The Man Who Bought Mustique
No man is an island; a few men get to own one, such as the once-filthy wealthy Lord Colin Tennant of Glenconner. As the movie title says, this titled, and entitled, Scotsman was The Man Who Bought Mustique, a mordantly uproarious feature documentary playing one week, July 20-26, at the Coolidge Corner.
For this clever Channel Four (Britain) film, we get the rise and rather deserved fall and comeuppance of this kooky, hot-tempered, abrasive, occasionally charming old gent who, in his better endowed times, the 1950s, purchased the petite Carribean island of Mustique, three miles long, one mile wide, over his wife's protestations. "You are quite mad," Lady Anne remembered saying to him. "Why would you buy this ghastly island? Who would want to come here?"
Who indeed! Tennant got Mustique on the jet-set map as a '60s and '70s Warholian getaway for the supersmooth, super-ritzy: David Bowie, Mick and Bianca, Mick and Gerri, Gerri and Brian Ferry, Robert Mapplethorpe and whomever. The key to guaranteeing its success was Tennant's calculated sucking up to the close pal of Lady Anne: Princess Margaret herself. Tennant, in a crafty feudal gesture, gifted her with a five-acre peninsula of prime ocean property for a wedding present, and Margaret actually came around, becoming, unoffically, Mustique's royalty-in-residence. In the decades since, whenever Margaret pops up on Mustique, it's Tennant who anxiously fusses after her schedule, choreographing her lunch and dinner reservations with Polonius-like scraping and fawning.
Today, he'll still fly a plane over to Mustique to be at Maggie's command though he's long ago lost his island and most of his fortune, and has slipped to a bourgeois life as owner of a kitschy, tourist-driven restaurant on nearby St.Lucia. "The jet set has flown away... or crashed," Tennant says of the change of fortune that forced him, bitterly, to give up his holdings to the Mustique Corporation, faceless, gutless businessmen, who administer the island without his pizzazz.

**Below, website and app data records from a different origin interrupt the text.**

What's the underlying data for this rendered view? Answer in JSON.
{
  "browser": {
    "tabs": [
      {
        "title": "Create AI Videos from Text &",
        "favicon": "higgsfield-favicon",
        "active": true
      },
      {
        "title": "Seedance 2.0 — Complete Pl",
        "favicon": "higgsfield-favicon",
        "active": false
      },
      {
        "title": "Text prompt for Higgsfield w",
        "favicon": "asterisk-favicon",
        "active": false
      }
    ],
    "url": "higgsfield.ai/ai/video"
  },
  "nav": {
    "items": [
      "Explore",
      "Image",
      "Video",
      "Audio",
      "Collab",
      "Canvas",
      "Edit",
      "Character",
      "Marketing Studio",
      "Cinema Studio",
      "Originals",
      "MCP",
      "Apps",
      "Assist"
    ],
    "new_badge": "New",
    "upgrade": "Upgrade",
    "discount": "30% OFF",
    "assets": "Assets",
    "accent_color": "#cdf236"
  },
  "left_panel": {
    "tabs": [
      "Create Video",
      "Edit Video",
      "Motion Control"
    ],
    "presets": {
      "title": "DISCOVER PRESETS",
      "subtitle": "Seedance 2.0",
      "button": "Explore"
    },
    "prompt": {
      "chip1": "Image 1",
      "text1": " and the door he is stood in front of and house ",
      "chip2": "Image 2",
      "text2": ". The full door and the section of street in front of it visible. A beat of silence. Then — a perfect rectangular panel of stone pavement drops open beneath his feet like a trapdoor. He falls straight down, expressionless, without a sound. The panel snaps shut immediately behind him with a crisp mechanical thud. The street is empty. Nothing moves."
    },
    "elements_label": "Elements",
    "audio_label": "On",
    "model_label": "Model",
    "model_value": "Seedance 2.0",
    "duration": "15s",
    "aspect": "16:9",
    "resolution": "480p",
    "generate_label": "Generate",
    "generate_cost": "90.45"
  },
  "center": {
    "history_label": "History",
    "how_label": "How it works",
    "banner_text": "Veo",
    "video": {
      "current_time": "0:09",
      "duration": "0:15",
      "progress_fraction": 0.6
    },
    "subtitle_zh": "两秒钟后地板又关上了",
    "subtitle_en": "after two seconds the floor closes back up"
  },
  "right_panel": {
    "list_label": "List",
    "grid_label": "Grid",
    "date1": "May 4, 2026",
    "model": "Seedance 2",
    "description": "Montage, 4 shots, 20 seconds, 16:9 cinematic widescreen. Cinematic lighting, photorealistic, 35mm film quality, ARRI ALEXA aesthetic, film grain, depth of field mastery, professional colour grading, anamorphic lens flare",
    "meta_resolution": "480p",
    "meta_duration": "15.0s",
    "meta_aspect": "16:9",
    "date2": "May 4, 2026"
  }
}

Should we feel sorry for Tennant on the way down? He's a bit stooped these days in his seventies, hobbling about in a white cotton sari and straw hat. His spouse, Anne, a witty, good sport who is surely his better half, lives apart from him, and two of his sons are dead, at least one from AIDs (details are vague); and a third adult son, Christopher, wanders in the background, crippled and his conversation stunted from an auto accident.
Yet this dear Lord, though an arresting on-screen character, is such a colonialist prick! As his wife observes, "He spoils things for himself. Shouting, hitting people with his white stick."
The Brit filmmakers, Joseph Bullman and Vikram Jayanti, clearly no Tories, leave in the film the telling moments when Tennant's courtly demeanor disappears, when he shrieks at them and makes imperious demands, when he bullies his underlings, when he complains of his island workers (an amiable, stoical lot, in the employee of this crazy person) that "They are all so frightfully slow and stupid. It's so pathetic not to be able to think at all."
Occasionally, Tennant's bilious temperament is put to hilarious use. A smug, vacuous, moneybags couple are interviewed on their vacation porch about Tennant, and they take turns with glowing platitudes. The next scene we see them gaily approaching him, and Tennant, in a sudden foul, insane mood, chases them away as if they were servants. "They're frightfully behaved snobs," he says. "They'll probably never talk to me again. I don't care."
But, boy, does he care about Margaret, who, he notes, is "an example to everyone about how to be well brought up." The truly grand finale of The Man Who Bought Mustique is a much-planned lunch under a tent for the Princess, for which Tennant wants the cameras far away because (he actually says this!), "Sometimes food gets stuck in her mouth, you've got to be careful." The filmmakers, of course, slyly zoom in on the action. A dotty old woman emerges from a truck and - this is strange! - grabs hold of one of the tent poles and, with sudden zest, seems to masturbate it. It's Princess Margaret, who appears to be in a London fog.
Even weirder: for the benefit of Margaret, the tent suddenly has walls, and on those walls - whose brilliant idea? - are giant Kama Sutra paintings of Indian couples doing it, of erections and penetrations. Margaret peers at one of them, with little understanding, so Tennant explains it to her: "I think the lady will be impregnated."
A horrified Margaret is quickly back in the truck, maybe off for the Mustique airport, and then Buckingham Palace. Tennant's botching of things has reached the highest circles. Wait until she tells her sister!